Words and pictures probe the open wound caused by the death of her two-year-old child. With a swift-flowing narrative, lively dialogue and vigorous, expressive drawings, Nicola has created, out of her own story, a universal manual dealing with the big, painful questions around death. Why do we grieve so long? Is there a league table of grief, with bereavement being allowed to outrank divorce or redundancy? Is the death of a child, which screams against nature, worse than any other death?
And what do you say to a bereaved person without sounding crass? Nicola likes: `I'm so sorry. If there's anything I can do, just say.' And doesn't like: `I can imagine what you're going through.'
After Billy's funeral, a neighbour knocks on the front door: `I'm so sorry I wasn't at Billy's funeral. I took the day off and everything but I didn't hear from you and I wasn't sure if it was OK for me to come.' Nicola looks out us and asks: `Why is funeral etiquette so unclear to us when death is as common as birthdays and marriage?'
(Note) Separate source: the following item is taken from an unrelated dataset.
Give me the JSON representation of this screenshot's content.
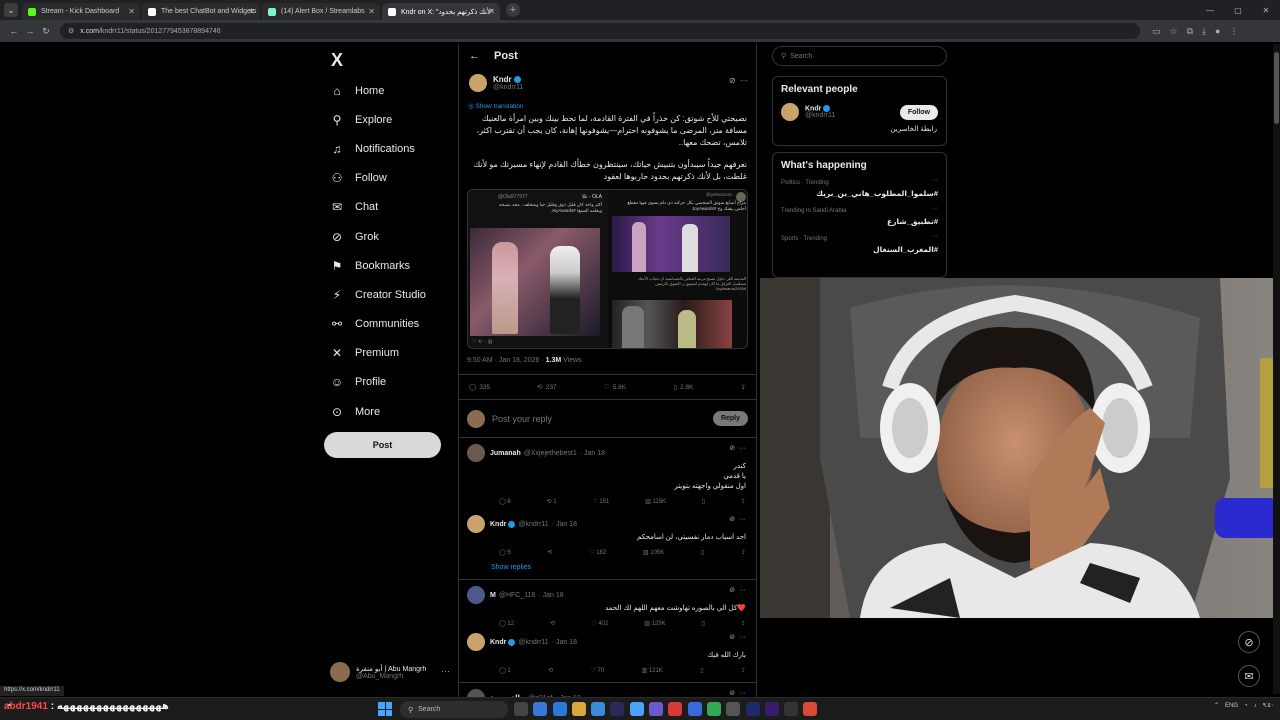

Nicola has lost not only a child but an identity: `I'm not a mother. But I'm not NOT a mother. I don't have a script to follow any more.' To signify the mutation, she shaves her head.
Is the `You' of the title Nicola's partner John? Or is it you, the reader? It doesn't matter - everyone coping with their own or another's grief will recognise the emotional honesty of this ultimately consoling book, and find their own experiences reflected or their assumptions challenged.
My mother died in a cold month. When the spring flowers started to appear I wanted to shove their stupid little faces back into the earth. I wish I'd had this book then.
This was an interesting and honest look into the emotions that one person felt after losing her child. I appreciated the window the author gave into her world at that time. The graphic novel format worked well. It was quite an emotional read.